■ Work order: Copy the records below word for word, leaving out nothing.

■ Material shown:

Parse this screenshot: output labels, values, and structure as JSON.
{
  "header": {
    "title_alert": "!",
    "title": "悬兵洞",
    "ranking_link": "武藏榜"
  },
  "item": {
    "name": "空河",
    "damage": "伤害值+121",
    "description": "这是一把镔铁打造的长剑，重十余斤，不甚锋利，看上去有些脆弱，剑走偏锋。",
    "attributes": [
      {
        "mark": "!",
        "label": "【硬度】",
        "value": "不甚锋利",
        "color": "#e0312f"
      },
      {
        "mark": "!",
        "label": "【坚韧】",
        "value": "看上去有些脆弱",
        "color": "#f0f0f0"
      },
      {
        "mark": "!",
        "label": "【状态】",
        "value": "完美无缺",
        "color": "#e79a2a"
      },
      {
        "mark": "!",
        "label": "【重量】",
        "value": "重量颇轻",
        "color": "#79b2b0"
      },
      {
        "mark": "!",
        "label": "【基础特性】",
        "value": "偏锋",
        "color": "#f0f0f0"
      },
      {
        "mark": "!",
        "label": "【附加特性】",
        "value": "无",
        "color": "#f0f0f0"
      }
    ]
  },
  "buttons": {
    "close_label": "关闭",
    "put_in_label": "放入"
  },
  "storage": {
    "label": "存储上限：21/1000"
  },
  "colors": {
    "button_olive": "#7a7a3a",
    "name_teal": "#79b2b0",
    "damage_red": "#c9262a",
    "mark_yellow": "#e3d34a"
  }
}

■ Problem solution:
Parse this screenshot: output labels, values, and structure as JSON.
{
  "header": {
    "title_alert": "!",
    "title": "悬兵洞",
    "ranking_link": "武藏榜"
  },
  "item": {
    "name": "空河",
    "damage": "伤害值+121",
    "description": "这是一把镔铁打造的长剑，重十余斤，不甚锋利，看上去有些脆弱，剑走偏锋。",
    "attributes": [
      {
        "mark": "!",
        "label": "【硬度】",
        "value": "不甚锋利",
        "color": "#e0312f"
      },
      {
        "mark": "!",
        "label": "【坚韧】",
        "value": "看上去有些脆弱",
        "color": "#f0f0f0"
      },
      {
        "mark": "!",
        "label": "【状态】",
        "value": "完美无缺",
        "color": "#e79a2a"
      },
      {
        "mark": "!",
        "label": "【重量】",
        "value": "重量颇轻",
        "color": "#79b2b0"
      },
      {
        "mark": "!",
        "label": "【基础特性】",
        "value": "偏锋",
        "color": "#f0f0f0"
      },
      {
        "mark": "!",
        "label": "【附加特性】",
        "value": "无",
        "color": "#f0f0f0"
      }
    ]
  },
  "buttons": {
    "close_label": "关闭",
    "put_in_label": "放入"
  },
  "storage": {
    "label": "存储上限：21/1000"
  },
  "colors": {
    "button_olive": "#7a7a3a",
    "name_teal": "#79b2b0",
    "damage_red": "#c9262a",
    "mark_yellow": "#e3d34a"
  }
}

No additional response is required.